- the length of time since the information was disclosed, for example if the information is very old a third party may be less likely to rely on it
- the likelihood of it being used or disclosed again by a third party
- the practicability of notifying a particular third party.
Providing written notice
If you refuse to correct health information, you must give the patient written notice setting out:
- the reasons for your refusal (except where it would be unreasonable to do so)
- that the individual may request a statement be associated with the health information noting that the patient believes the information to be incorrect
- how the individual may make a complaint about your decision, how you will deal with the complaint and include information about external complaint avenues such as the OAIC.
If you do correct a patient’s information, it would also be good practice to notify the patient of the correction and of the identity of any third parties you have notified about the change.
Associating a statement with the health information
If you refuse to correct health information, you should tell the patient that you can be asked to associate a statement with the information noting that the patient believes the health information to be incorrect.
If the patient asks you to associate a statement, you must take reasonable steps to associate it in a way that will make it apparent to other users of the health information. For electronic information, this may involve placing a flag on the information with a link to alert users where the statement is.
The content and length of any statement will depend on the circumstances, but generally, a statement would not be more than one page.
Long text descriptions
Flowchart: Correction request received
1 Correction request received. Can you verify the individual's identity?
- No: Notify individual that you can’t correct the personal information. End.
- Yes: Continue to 2.
2 Can you locate the requested personal information?
- No: Notify individual that you can’t locate the personal information. End.
- Yes: Continue to 3.
3 Are you satisfied the personal information is incorrect?
- No: Continue to 5.
- Yes: Continue to 4.
4 Can you correct the personal information?
- No: Continue to 5.
- Yes: Continue to 6.
5 Associate a statement to the personal information, if possible. Notify individual that you can’t correct personal information and why, but that you have associated a statement. End.
6 Correct the personal information. Notify any third parties if necessary. Notify the individual that you have corrected the information. End.
 For further information see the APP guidelines Chapter 1: APP 1 — Open and transparent management of personal information, ’Implementing practices, procedures and systems to ensure APP compliance’
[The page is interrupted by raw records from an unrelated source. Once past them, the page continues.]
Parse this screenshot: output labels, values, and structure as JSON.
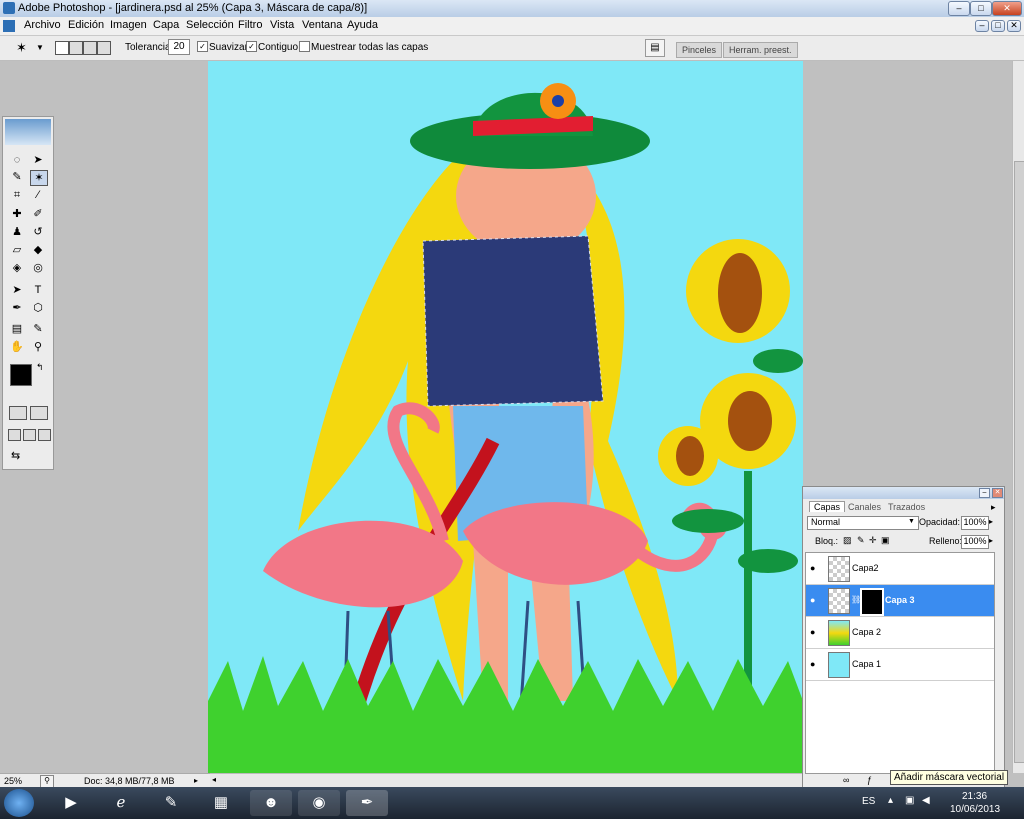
{
  "window": {
    "title": "Adobe Photoshop - [jardinera.psd al 25% (Capa 3, Máscara de capa/8)]",
    "min_symbol": "–",
    "max_symbol": "□",
    "close_symbol": "✕"
  },
  "menu": {
    "items": [
      "Archivo",
      "Edición",
      "Imagen",
      "Capa",
      "Selección",
      "Filtro",
      "Vista",
      "Ventana",
      "Ayuda"
    ]
  },
  "options": {
    "tolerance_label": "Tolerancia:",
    "tolerance_value": "20",
    "smooth_label": "Suavizar",
    "contiguous_label": "Contiguo",
    "sample_all_label": "Muestrear todas las capas"
  },
  "palette_well": {
    "tabs": [
      "Pinceles",
      "Herram. preest."
    ]
  },
  "layers_panel": {
    "tabs": [
      "Capas",
      "Canales",
      "Trazados"
    ],
    "blend_mode": "Normal",
    "opacity_label": "Opacidad:",
    "opacity_value": "100%",
    "lock_label": "Bloq.:",
    "fill_label": "Relleno:",
    "fill_value": "100%",
    "layers": [
      {
        "name": "Capa2",
        "selected": false
      },
      {
        "name": "Capa 3",
        "selected": true
      },
      {
        "name": "Capa 2",
        "selected": false
      },
      {
        "name": "Capa 1",
        "selected": false
      }
    ]
  },
  "status": {
    "zoom": "25%",
    "doc_info": "Doc: 34,8 MB/77,8 MB"
  },
  "tooltip": {
    "text": "Añadir máscara vectorial"
  },
  "taskbar": {
    "language": "ES",
    "time": "21:36",
    "date": "10/06/2013"
  },
  "colors": {
    "canvas_bg": "#7fe8f7",
    "selected_layer": "#3a8cf0",
    "foreground": "#000000",
    "background": "#ffffff"
  }
}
 This applies to third parties covered by the Privacy Act (including all private sector health service providers and Australian government agencies). However, it would be best practice to inform other third parties.